Several years ago I visited Morocco with a small group of like minded travelers from London, whom I had never met before. We all boarded a plane from Gatwick and took the surprisingly short (and astonishingly cheap) journey to Marrakesh, Morocco. I wrote about the 5 Days in Morrocco experience in depth in another post, but I wanted to highlight one of my fondest memories from that trip that included local experiences in Morocco.
The trip I took would definitely be classified as “once in a lifetime” in my books; it was a sprawling journey that took me from the exotic souks of Marrakesh, to the charming oasis in Dades Valley, and I even spent a night in the Sahara Desert sleeping under the stars. Every moment of the trip provided a story to tell later. Perhaps that’s why my blog post on Morocco is so wordy and much too long. Yet none remained with me quite as sigifnicantly as this one.
On a trip filled with so many memories and once in a lifetime moments, it is incredible that this simple interaction is what has stood out the most vividly in my memory.
A Village in Rural Morocco
The sun had set as we prepared to head out for a walk down the single road in the town we were staying in. We had arrived just as the sunlight had begun to fade, dipping behind the nearby mountains, and checked into our hotels. It had taken an hour or more to cross the winding roads in this mountainous region to reach our destination for the night, and my face had been plastered to the glass window of our minibus.
We would be eating at the hotels that evening but had been informed it was not ready. Therefore we opted to take a short walk in the village to pass the time and appreciate the view of the stars. Since most of us lived in London we did not often get a chance to gaze upon the stars.
The local population were friendly as we walked through the town, but not overly so. At one point I had trailed a few feet off of the back of the group when a local woman approached me. She had been standing at a storefront with another woman when she had stepped towards the road and simply said:
“Bonsoir, ca va?” (Good evening, how are you?)
I had taken almost 8 years of French classes throughout my formal education, and it was time to put all of it to work. I reached deep in my memories of studies and replied. “Bien, merci, et vu?” Polite, a little formal, but I had at least not butchered the prononciation; mentally I declared this a win for hours of study I never thought I’d use again.
The next question was a little harder, pushed my French a bit further to the limits, but she spoke slowly and simply so I could follow: Why were we visiting the village?
The question took me by surprise. In Marrakesh I had some encounters with local women who were trying to aggressively sell me goods. Though this woman stood before a shop there was no indication she was trying to draw me into it. In fact it looked as if they were closing up for the evening.
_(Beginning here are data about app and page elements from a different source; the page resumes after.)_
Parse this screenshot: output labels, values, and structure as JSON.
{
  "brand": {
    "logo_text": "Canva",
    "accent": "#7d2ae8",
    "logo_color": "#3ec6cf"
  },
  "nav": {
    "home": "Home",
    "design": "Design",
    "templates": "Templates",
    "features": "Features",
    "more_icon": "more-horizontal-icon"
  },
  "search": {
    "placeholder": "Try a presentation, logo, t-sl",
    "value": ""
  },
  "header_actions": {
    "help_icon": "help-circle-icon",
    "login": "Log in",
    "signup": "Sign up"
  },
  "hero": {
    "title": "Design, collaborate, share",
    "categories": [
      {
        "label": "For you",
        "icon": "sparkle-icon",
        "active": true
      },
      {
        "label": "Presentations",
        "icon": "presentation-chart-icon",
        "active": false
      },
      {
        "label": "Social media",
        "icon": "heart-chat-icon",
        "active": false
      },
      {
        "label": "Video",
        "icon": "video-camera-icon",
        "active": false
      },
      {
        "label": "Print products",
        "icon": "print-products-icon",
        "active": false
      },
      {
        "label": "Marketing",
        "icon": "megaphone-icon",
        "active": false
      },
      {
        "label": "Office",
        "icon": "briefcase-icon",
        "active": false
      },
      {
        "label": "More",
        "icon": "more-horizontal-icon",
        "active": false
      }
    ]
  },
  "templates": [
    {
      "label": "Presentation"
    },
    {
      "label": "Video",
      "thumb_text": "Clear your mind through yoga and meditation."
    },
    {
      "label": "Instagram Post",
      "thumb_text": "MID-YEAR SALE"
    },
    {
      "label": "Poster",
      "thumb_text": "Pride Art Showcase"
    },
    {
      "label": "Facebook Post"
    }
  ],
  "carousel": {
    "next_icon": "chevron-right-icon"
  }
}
Interested in the turn in the conversation I smiled and engaged, while several of my group hung back to watch the interactions.
My french was abismally poor; I should have immediately messaged my old french teacher and apologized for failing to leverage the very good education she had given me. I couldn’t find the right tense for anything, so I simply spoke in present tense, but somehow managed to have a conversation and express myself. I admit, a lot of gesturing and hand motions filled the gaps that were left by my memory and lack of vocabularly.
I explained in rudimentarily spoken French and exaggerated gestering, that we were staying the night in a nearby hotel. She knew the name when I mentioned it and called it beautiful (it was).
Next she asked where wee were from. Finally, a question I had been trained to answere in 6th grade French! “Nous habbitons à Londres” (We live in London). She exclaimed her surprise at how far away we had come, and asked again why we were visiting her village.
I explained that we were visiting her beautful country and had come from Marrakesh that morning. We had seen many wonderful things. And tomorrow we would travel to the famous Dades Gorge, which was not far from the village. I (tried) to explain how beautiful her village was, and that we were happy to see the sky and stars.
We laughed when I stumbled over words, or couldn’t find the right one, but five minutes later I realized that we were having a conversation.
Some of the group had carried on walking and had turned around after a time. They rejoined those of us convering with the local woman and reminded us that dinner would soon be served. I explained we were late for dinner and thanked her for the conversation. I couldn’t remember how to accurately say “it was a pleasure to meet you”, but I must have said “merci” (thank you) a dozen times as we took our leave.
A simple conversation, spoken in broken French, brought me an unusual experience in a rural Moroccan village that remains etched in my memory. The smile on the woman’s face, as I described the area as beautiful, is something I would never forget.